Salt Lake City, UT asked in Elder Law and Estate Planning for Utah

Q: I just need a simple answer. My roommate and I are going to buy a home. How do we each keep our children from taking

Possession if something happens to either one of us?

Related Topics:
1 Lawyer Answer
Wesley Winsor
Wesley Winsor
PREMIUM
Answered
  • Estate Planning Lawyer
  • Saint George, UT
  • Licensed in Utah

A: Here are two options:

1. You can set up a trust and both be trustees of the trust and when you purchase the property you purchase it in the name of the trust. If you do this then not only can you plan for the situation of what happens to if something happens to one of you, but it will also answer the question of what happens if something happens to both of you. It will avoid the need for probate.

2. When you purchase the property you take title to it as joint tenants (you do not want to take title as "tenants in common"). This will give both of you a right of survivorship (if one of you dies the other takes full ownership) this doesn't solve the question of what happens to the property if both of you pass at the same time though. After the survivor passes, it will have to go through probate to transfer to someone else unless the survivor does something else.

I recommend the first option, but it quite a bit more expensive up front. I hope this helps.

Wes

Justia Ask a Lawyer is a forum for consumers to get answers to basic legal questions. Any information sent through Justia Ask a Lawyer is not secure and is done so on a non-confidential basis only.

The use of this website to ask questions or receive answers does not create an attorney–client relationship between you and Justia, or between you and any attorney who receives your information or responds to your questions, nor is it intended to create such a relationship. Additionally, no responses on this forum constitute legal advice, which must be tailored to the specific circumstances of each case. You should not act upon information provided in Justia Ask a Lawyer without seeking professional counsel from an attorney admitted or authorized to practice in your jurisdiction.
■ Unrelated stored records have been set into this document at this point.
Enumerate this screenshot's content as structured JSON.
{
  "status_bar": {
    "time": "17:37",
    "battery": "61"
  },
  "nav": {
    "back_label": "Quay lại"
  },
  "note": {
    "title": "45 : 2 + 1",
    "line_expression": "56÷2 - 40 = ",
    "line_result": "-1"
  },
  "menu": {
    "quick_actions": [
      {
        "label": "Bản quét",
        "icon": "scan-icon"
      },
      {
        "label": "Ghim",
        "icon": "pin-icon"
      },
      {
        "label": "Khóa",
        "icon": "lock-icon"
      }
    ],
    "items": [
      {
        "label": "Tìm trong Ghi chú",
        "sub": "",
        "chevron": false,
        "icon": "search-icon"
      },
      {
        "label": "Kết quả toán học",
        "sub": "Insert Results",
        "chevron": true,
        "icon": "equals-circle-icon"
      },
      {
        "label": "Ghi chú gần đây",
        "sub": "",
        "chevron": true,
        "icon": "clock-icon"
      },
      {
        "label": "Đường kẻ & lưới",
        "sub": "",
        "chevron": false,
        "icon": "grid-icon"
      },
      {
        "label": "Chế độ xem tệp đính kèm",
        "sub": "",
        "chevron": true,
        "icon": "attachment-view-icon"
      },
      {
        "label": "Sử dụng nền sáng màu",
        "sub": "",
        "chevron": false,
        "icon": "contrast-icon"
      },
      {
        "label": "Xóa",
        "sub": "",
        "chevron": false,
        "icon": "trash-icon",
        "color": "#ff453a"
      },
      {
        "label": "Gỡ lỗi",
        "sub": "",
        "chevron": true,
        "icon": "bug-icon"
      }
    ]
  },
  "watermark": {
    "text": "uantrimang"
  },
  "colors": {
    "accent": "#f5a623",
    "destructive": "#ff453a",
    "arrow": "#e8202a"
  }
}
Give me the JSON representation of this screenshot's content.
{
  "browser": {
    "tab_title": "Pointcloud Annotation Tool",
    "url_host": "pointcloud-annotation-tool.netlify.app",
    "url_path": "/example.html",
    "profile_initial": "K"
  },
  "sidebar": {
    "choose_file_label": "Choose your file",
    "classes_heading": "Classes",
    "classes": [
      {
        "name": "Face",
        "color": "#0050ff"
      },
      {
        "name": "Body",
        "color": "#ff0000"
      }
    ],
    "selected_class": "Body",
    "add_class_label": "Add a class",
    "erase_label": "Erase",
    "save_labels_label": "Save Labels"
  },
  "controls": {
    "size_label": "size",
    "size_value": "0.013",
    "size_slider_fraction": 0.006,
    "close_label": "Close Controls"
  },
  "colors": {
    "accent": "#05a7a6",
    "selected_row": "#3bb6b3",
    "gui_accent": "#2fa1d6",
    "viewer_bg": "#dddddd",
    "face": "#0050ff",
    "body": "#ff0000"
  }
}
Justia assumes no responsibility to any person who relies on information contained on or received through this site and disclaims all liability in respect to such information.

Justia cannot guarantee that the information on this website (including any legal information provided by an attorney through this service) is accurate, complete, or up-to-date. While we intend to make every attempt to keep the information on this site current, the owners of and contributors to this site make no claims, promises or guarantees about the accuracy, completeness or adequacy of the information contained in or linked to from this site.